Skip to main content


O007: Lesser and lesser – the impact of small volumes in hand disinfection on quality of hand coverage and antimicrobial efficacy

Article metrics

  • 1410 Accesses


With some alcohol-based hand rubs a volume of 1.1 mL is recommended per application but it is unknown if such a small volume is sufficient to cover both hands and if it fulfills current efficacy standards.


Aim of our study was to determine hand coverage of three hand rubs (one gel based on 70% ethanol, one gel based on 85% ethanol, one foam based on 70% ethanol) applied with various volumes (all products: 1.1 mL, 2 mL, 2.4 mL, 1 push and 2 pushes; only foam product: 1.1 mL foam, 2 mL foam, 2.4 mL foam).


Fifteen subjects applied each product, supplemented with a fluorescent dye with each volume. Quality of coverage was determined under UV light. The efficacy of the three hand rubs was determined according to ASTM E 1174-06 and ASTM E 2755-10. The hands of 12 subjects per experiment were artificially contaminated with Serratia marcescens and the products applied as recommended (1.1 mL for the products based on 70% v/v ethanol; 2 mL for the product based on 85% w/w ethanol). The log10-reduction was calculated per product.


A volume < 2 mL yielded a high rate of incomplete coverage (76% - 87%), a volume ≥ 2 mL revealed better results (18% - 40%). There was a significant difference between the five volumes used with all hand rubs (p < 0.001; analysis of variance) but not between the three hand rubs themselves (p = 0.442). Application of 1.1 mL of the hand rubs based on 70% ethanol yielded a log10-reduction of 1.85 or 1.60 log10 (ASTM E 1174-06) and failed the US FDA efficacy requirement. Application of 2 mL of the hand rub based on 85% ethanol reduced the contamination by 2.06 log10 (ASTM E 1174-06) and fulfilled the US FDA efficacy requirement. Similar results were obtained according to ASTM E 2755-10.


Our data indicate that hand rubs based on 70% ethanol and recommended with a volume of 1.1 mL per application are not suitable to ensure complete coverage of both hands and do not fulfill the current ASTM efficacy standard requirements. Infection control practitioners should try to ensure patient safety by not reducing the volume of hand rub required for adequate for hand disinfection.

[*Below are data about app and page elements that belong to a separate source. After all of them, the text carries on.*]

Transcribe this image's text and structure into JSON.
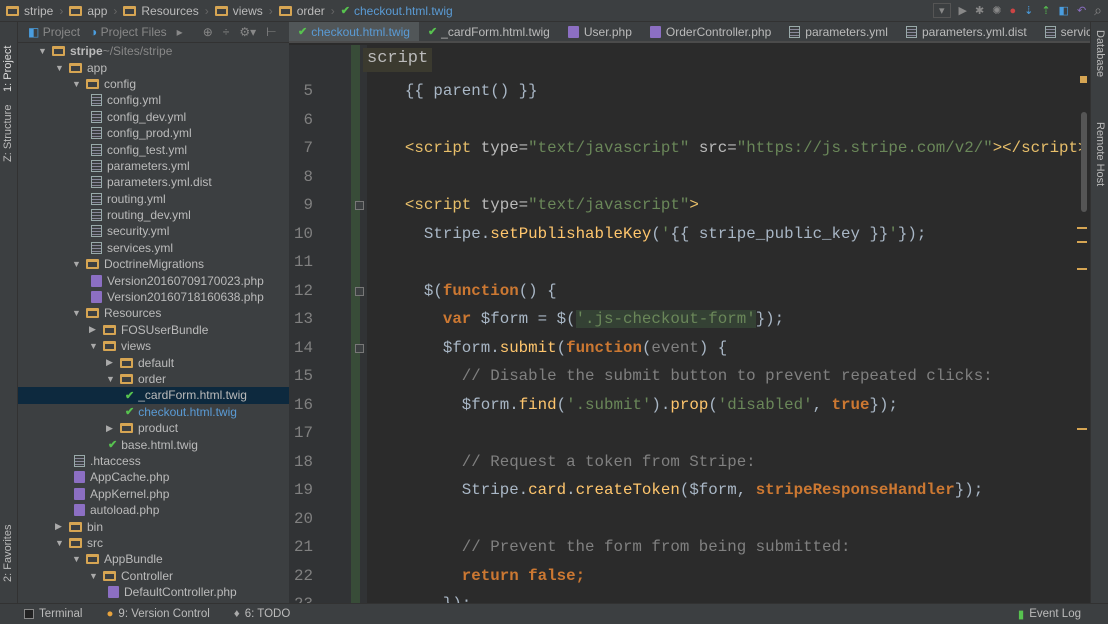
{
  "navbar": {
    "crumbs": [
      "stripe",
      "app",
      "Resources",
      "views",
      "order"
    ],
    "file": "checkout.html.twig"
  },
  "left_strip": {
    "project": "1: Project",
    "structure": "Z: Structure",
    "favorites": "2: Favorites"
  },
  "right_strip": {
    "database": "Database",
    "remote": "Remote Host"
  },
  "project_toolbar": {
    "project": "Project",
    "files": "Project Files"
  },
  "tree": [
    {
      "l": 0,
      "t": "folder",
      "open": true,
      "name": "stripe",
      "extra": " ~/Sites/stripe"
    },
    {
      "l": 1,
      "t": "folder",
      "open": true,
      "name": "app"
    },
    {
      "l": 2,
      "t": "folder",
      "open": true,
      "name": "config"
    },
    {
      "l": 3,
      "t": "yml",
      "name": "config.yml"
    },
    {
      "l": 3,
      "t": "yml",
      "name": "config_dev.yml"
    },
    {
      "l": 3,
      "t": "yml",
      "name": "config_prod.yml"
    },
    {
      "l": 3,
      "t": "yml",
      "name": "config_test.yml"
    },
    {
      "l": 3,
      "t": "yml",
      "name": "parameters.yml"
    },
    {
      "l": 3,
      "t": "yml",
      "name": "parameters.yml.dist"
    },
    {
      "l": 3,
      "t": "yml",
      "name": "routing.yml"
    },
    {
      "l": 3,
      "t": "yml",
      "name": "routing_dev.yml"
    },
    {
      "l": 3,
      "t": "yml",
      "name": "security.yml"
    },
    {
      "l": 3,
      "t": "yml",
      "name": "services.yml"
    },
    {
      "l": 2,
      "t": "folder",
      "open": true,
      "name": "DoctrineMigrations"
    },
    {
      "l": 3,
      "t": "php",
      "name": "Version20160709170023.php"
    },
    {
      "l": 3,
      "t": "php",
      "name": "Version20160718160638.php"
    },
    {
      "l": 2,
      "t": "folder",
      "open": true,
      "name": "Resources"
    },
    {
      "l": 3,
      "t": "folder",
      "open": false,
      "name": "FOSUserBundle"
    },
    {
      "l": 3,
      "t": "folder",
      "open": true,
      "name": "views"
    },
    {
      "l": 4,
      "t": "folder",
      "open": false,
      "name": "default"
    },
    {
      "l": 4,
      "t": "folder",
      "open": true,
      "name": "order"
    },
    {
      "l": 5,
      "t": "twig",
      "name": "_cardForm.html.twig",
      "sel": true
    },
    {
      "l": 5,
      "t": "twig",
      "name": "checkout.html.twig",
      "blue": true
    },
    {
      "l": 4,
      "t": "folder",
      "open": false,
      "name": "product"
    },
    {
      "l": 4,
      "t": "twig",
      "name": "base.html.twig"
    },
    {
      "l": 2,
      "t": "yml",
      "name": ".htaccess"
    },
    {
      "l": 2,
      "t": "php",
      "name": "AppCache.php"
    },
    {
      "l": 2,
      "t": "php",
      "name": "AppKernel.php"
    },
    {
      "l": 2,
      "t": "php",
      "name": "autoload.php"
    },
    {
      "l": 1,
      "t": "folder",
      "open": false,
      "name": "bin"
    },
    {
      "l": 1,
      "t": "folder",
      "open": true,
      "name": "src"
    },
    {
      "l": 2,
      "t": "folder",
      "open": true,
      "name": "AppBundle"
    },
    {
      "l": 3,
      "t": "folder",
      "open": true,
      "name": "Controller"
    },
    {
      "l": 4,
      "t": "php",
      "name": "DefaultController.php"
    }
  ],
  "tabs": [
    {
      "name": "checkout.html.twig",
      "t": "twig",
      "active": true
    },
    {
      "name": "_cardForm.html.twig",
      "t": "twig"
    },
    {
      "name": "User.php",
      "t": "php"
    },
    {
      "name": "OrderController.php",
      "t": "php"
    },
    {
      "name": "parameters.yml",
      "t": "yml"
    },
    {
      "name": "parameters.yml.dist",
      "t": "yml"
    },
    {
      "name": "services.yml",
      "t": "yml"
    }
  ],
  "tabs_overflow": "≡1",
  "editor_breadcrumb": "script",
  "code": [
    {
      "n": "5",
      "seg": [
        [
          "",
          "    {{ parent() }}"
        ]
      ]
    },
    {
      "n": "6",
      "seg": []
    },
    {
      "n": "7",
      "seg": [
        [
          "",
          "    "
        ],
        [
          "tg",
          "<script "
        ],
        [
          "at",
          "type="
        ],
        [
          "s",
          "\"text/javascript\" "
        ],
        [
          "at",
          "src="
        ],
        [
          "s",
          "\"https://js.stripe.com/v2/\""
        ],
        [
          "tg",
          "></script>"
        ]
      ]
    },
    {
      "n": "8",
      "seg": []
    },
    {
      "n": "9",
      "seg": [
        [
          "",
          "    "
        ],
        [
          "tg",
          "<script "
        ],
        [
          "at",
          "type="
        ],
        [
          "s",
          "\"text/javascript\""
        ],
        [
          "tg",
          ">"
        ]
      ]
    },
    {
      "n": "10",
      "seg": [
        [
          "",
          "      Stripe."
        ],
        [
          "f",
          "setPublishableKey"
        ],
        [
          "",
          "("
        ],
        [
          "s",
          "'"
        ],
        [
          "",
          "{{ stripe_public_key }}"
        ],
        [
          "s",
          "'"
        ],
        [
          "",
          "});"
        ]
      ]
    },
    {
      "n": "11",
      "seg": []
    },
    {
      "n": "12",
      "seg": [
        [
          "",
          "      $("
        ],
        [
          "k",
          "function"
        ],
        [
          "",
          "() {"
        ]
      ]
    },
    {
      "n": "13",
      "seg": [
        [
          "",
          "        "
        ],
        [
          "k",
          "var "
        ],
        [
          "",
          "$form = $("
        ],
        [
          "s hl",
          "'.js-checkout-form'"
        ],
        [
          "",
          "});"
        ]
      ]
    },
    {
      "n": "14",
      "seg": [
        [
          "",
          "        $form."
        ],
        [
          "f",
          "submit"
        ],
        [
          "",
          "("
        ],
        [
          "k",
          "function"
        ],
        [
          "",
          "("
        ],
        [
          "p",
          "event"
        ],
        [
          "",
          ") {"
        ]
      ]
    },
    {
      "n": "15",
      "seg": [
        [
          "",
          "          "
        ],
        [
          "c",
          "// Disable the submit button to prevent repeated clicks:"
        ]
      ]
    },
    {
      "n": "16",
      "seg": [
        [
          "",
          "          $form."
        ],
        [
          "f",
          "find"
        ],
        [
          "",
          "("
        ],
        [
          "s",
          "'.submit'"
        ],
        [
          "",
          ")."
        ],
        [
          "f",
          "prop"
        ],
        [
          "",
          "("
        ],
        [
          "s",
          "'disabled'"
        ],
        [
          "",
          ", "
        ],
        [
          "k",
          "true"
        ],
        [
          "",
          "});"
        ]
      ]
    },
    {
      "n": "17",
      "seg": []
    },
    {
      "n": "18",
      "seg": [
        [
          "",
          "          "
        ],
        [
          "c",
          "// Request a token from Stripe:"
        ]
      ]
    },
    {
      "n": "19",
      "seg": [
        [
          "",
          "          Stripe."
        ],
        [
          "f",
          "card"
        ],
        [
          "",
          "."
        ],
        [
          "f",
          "createToken"
        ],
        [
          "",
          "($form, "
        ],
        [
          "k",
          "stripeResponseHandler"
        ],
        [
          "",
          "});"
        ]
      ]
    },
    {
      "n": "20",
      "seg": []
    },
    {
      "n": "21",
      "seg": [
        [
          "",
          "          "
        ],
        [
          "c",
          "// Prevent the form from being submitted:"
        ]
      ]
    },
    {
      "n": "22",
      "seg": [
        [
          "",
          "          "
        ],
        [
          "k",
          "return false"
        ],
        [
          "k",
          ";"
        ]
      ]
    },
    {
      "n": "23",
      "seg": [
        [
          "",
          "        });"
        ]
      ]
    }
  ],
  "status": {
    "terminal": "Terminal",
    "vcs": "9: Version Control",
    "todo": "6: TODO",
    "event_log": "Event Log"
  },
  "colors": {
    "bg": "#2b2b2b",
    "panel": "#3c3f41",
    "keyword": "#cc7832",
    "string": "#6a8759",
    "tag": "#e8bf6a",
    "selection": "#0d293e",
    "twig": "#57c24f"
  }
}
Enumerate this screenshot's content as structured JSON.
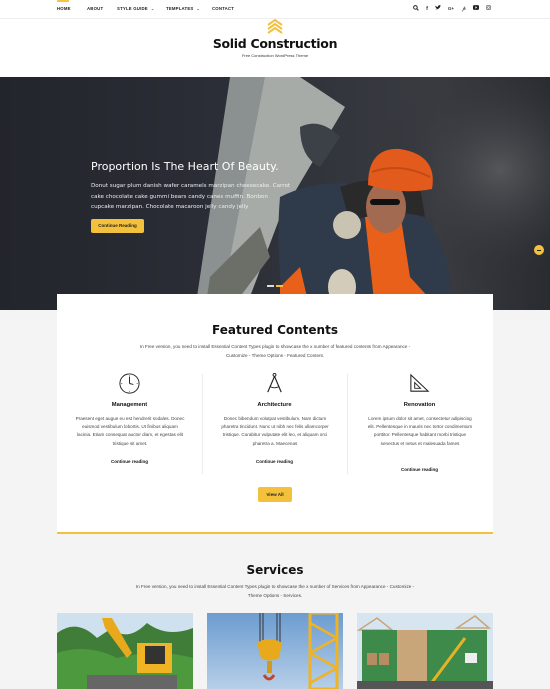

Disclosure of interest

G. Kampf Employee of Bode Chemie GmbH, Hamburg, Germany, S. Ruselack Employee of Bode Chemie GmbH, Hamburg, Germany, S. Eggerstedt Employee of Bode Chemie GmbH, Hamburg, Germany, N. Nowak Employee of Bode Chemie GmbH, Hamburg, Germany, M. Bashir: None declared.

Author information

Correspondence to G Kampf.

Rights and permissions

This article is published under license to BioMed Central Ltd. This is an Open Access article distributed under the terms of the Creative Commons Attribution License (, which permits unrestricted use, distribution, and reproduction in any medium, provided the original work is properly cited.

Reprints and Permissions

About this article


  • Small Volume
  • Patient Safety
  • Infection Control
  • Serratia Marcescens
  • Complete Coverage